Even the New Testament would approve of such a silence. There are even passages in the New Testament which commend irony — if only it is used to conceal something good. This movement, however, is as properly a movement of irony as is any other which has its ground in the fact that subjectivity is higher than reality. In our age people want to hear nothing about this, generally they want to know no more about irony than Hegel has said about it — who strangely enough had not much understanding of it, and bore a grudge against it, which our age has good reason not to give up, for it had better beware of irony. In the Sermon on the Mount it is said, “When thou fastest, anoint thy head and wash thy face, that thou be not seen of men to fast.” This passage bears witness directly to the truth that subjectivity is incommensurable with reality, yea, that it has leave to deceive. If only the people who in our age go gadding about with vague talk about the congregational idea were to read the New Testament, they would perhaps get other ideas into their heads.

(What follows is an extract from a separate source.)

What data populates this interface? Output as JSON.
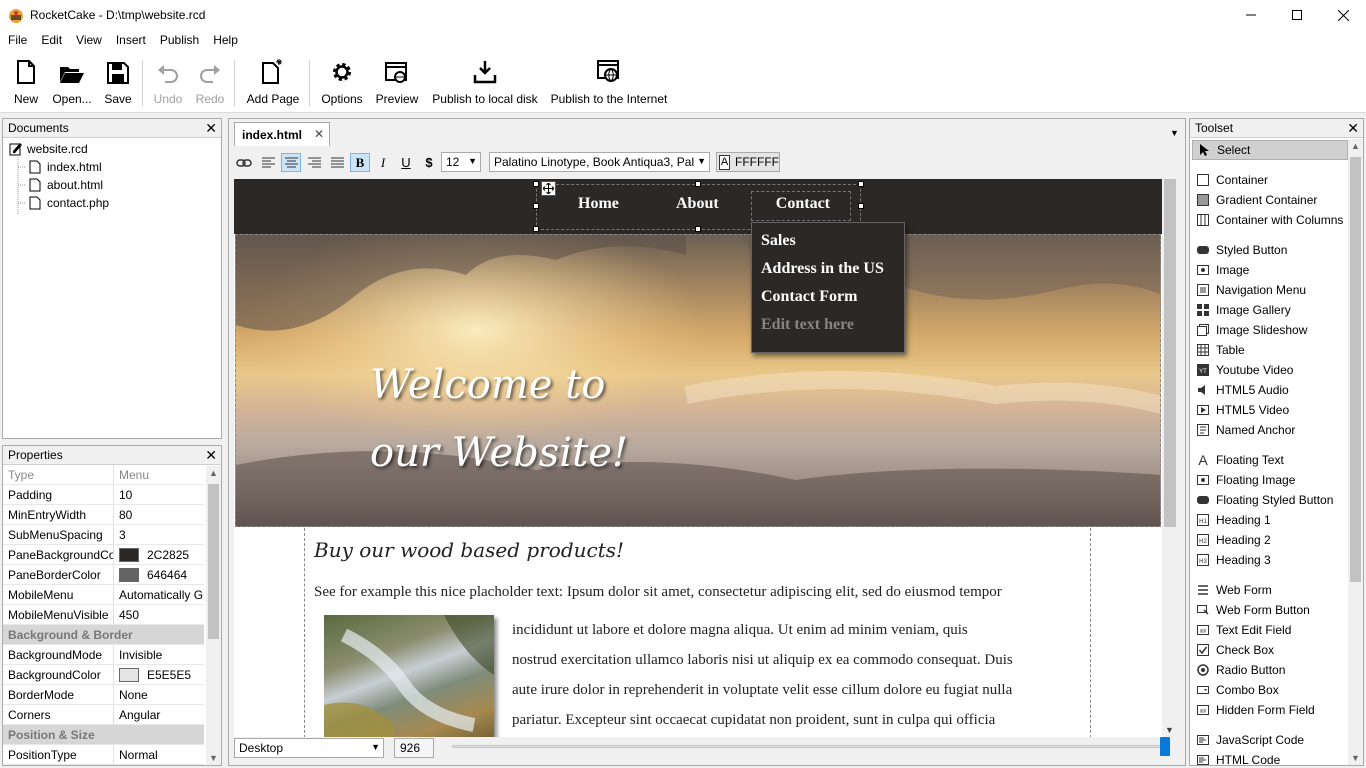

But now as for Abraham — how did he act? For I have not forgotten, and the reader will perhaps be kind enough to remember, that it was with the aim of reaching this point I entered into the whole foregoing discussion — not as though Abraham would thereby become more intelligible, but in order that the intelligibility might become more desultory. For, as I have said, Abraham I cannot understand, I can only admire him. It was also observed that the stages I have described do none of them contain an analogy to Abraham. The examples were simply educed in order that while they were shown in their own proper sphere they might at the moment of variation [from Abraham’s case] indicate as it were the boundary of the unknown land. If there might be any analogy, this must be found in the paradox of sin, but this again lies in another sphere and cannot explain Abraham and is itself far easier to explain than Abraham.
So then, Abraham did not speak, he did not speak to Sarah, nor to Eleazar, nor to Isaac, he passed over three ethical authorities; for the ethical had for Abraham no higher expression than the family life. Aesthetics permitted, yea, required of the individual silence, when he knew that by keeping silent he could save another. This is already sufficient proof that Abraham does not lie within the circumference of aesthetics. His silence has by no means the intention of saving Isaac, and in general his whole task of sacrificing Isaac for his own sake and for God’s sake is an offense to aesthetics, for aesthetics can well understand that I sacrifice myself, but not that I sacrifice another for my own sake. The aesthetic hero was silent. Ethics condemned him. however, because he was silent by virtue of his accidental particularity. His human foreknowledge was what determined him to keep silent. This ethics cannot forgive, every such human knowledge is only an illusion, ethics requires an infinite movement, it requires revelation. So the aesthetic hero can speak but will not.